School in the new normal


Leila T

The sun sets over Amador Valley High School with no students in sight. Students continue virtual learning, leaving Amador empty.

Leila Touati, Page Editor

In the past few months, Amador students and teachers alike have made the change to virtual learning and teaching through electronic devices, and the change was challenging. But with summer vacation approaching quickly, will we continue this “new normal” of virtual learning through the fall as well?

The Amador teachers are hopeful to see their students in the fall, but respect the possible safety concerns that can cause students to stay home.

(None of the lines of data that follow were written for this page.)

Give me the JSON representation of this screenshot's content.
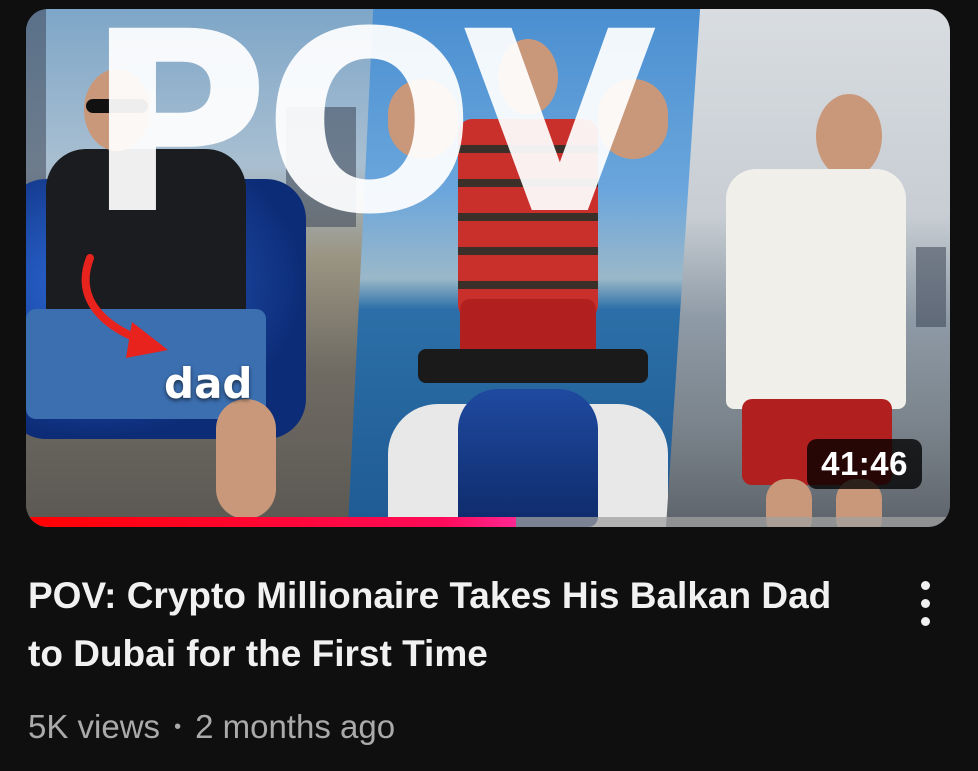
{
  "thumbnail": {
    "overlay_text": "dad",
    "big_text": "POV",
    "duration": "41:46",
    "watch_progress": 0.53
  },
  "video": {
    "title": "POV: Crypto Millionaire Takes His Balkan Dad to Dubai for the First Time",
    "views": "5K views",
    "separator": "•",
    "age": "2 months ago"
  },
  "icons": {
    "menu": "more-vert-icon",
    "arrow": "red-arrow-icon"
  },
  "colors": {
    "background": "#0f0f0f",
    "progress": "#ff0033",
    "meta_text": "#aaaaaa",
    "title_text": "#f1f1f1"
  }
}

“I think and hope that we will get to go back to school in the fall. I selfishly wish we could go back full time, but I think we will end up having school part time in person and part time online. The tough part about that is it creates a lot more work for the teachers and most of the tests would fall on those days that we can see you. The plus side is that we get the interaction that we all need, and I can form the priceless connections with my students that I live for,” said Marisa Mejasich, an Algebra I and Geometry teacher.

Phased opening of Amador can offer a small way for students and teachers alike to slowly return to their usual routines while keeping themselves and others safe.

“I don’t think we will go back to school but if we do decide to open school and allow students to go there I don’t think that all the students would be allowed to go out once they probably have some sort of on-and-off situation where a certain number of students go on campus one day and then don’t go for the rest of the week or some variation of that,” said Dhruvi Mehta (‘22). 

Online learning was a big adjustment to all students at Amador, and students are lucky to have teachers who are willing to go the extra mile for their students. 

I’ve kind of gotten used to teaching virtually. I have my daily routine, I tried to make the daily agenda as close to what it was when we were in school as possible. But I can’t seem to adjust to not seeing my kids everyday,” said Mejasich.

Students who are committed to extracurriculars such as clubs or sports, are hoping to return to school to continue their passion, but understand the importance of staying home.

“My extracurriculars may be affected by the virus, and I’ve learned to be okay with that because it is affecting all of us. I believe it’s important to understand that we may be missing out on stuff, but we have to be thankful that we are in good health and live in a safe community during this time. I probably will miss out on a lot of my extracurriculars because of the virus, though I know that COVID-19 could bring many other opportunities to all of us as well,” said Chloé Peissner (‘22).

The “new normal” for students and teachers is staying flexible to any changes that may occur next school year.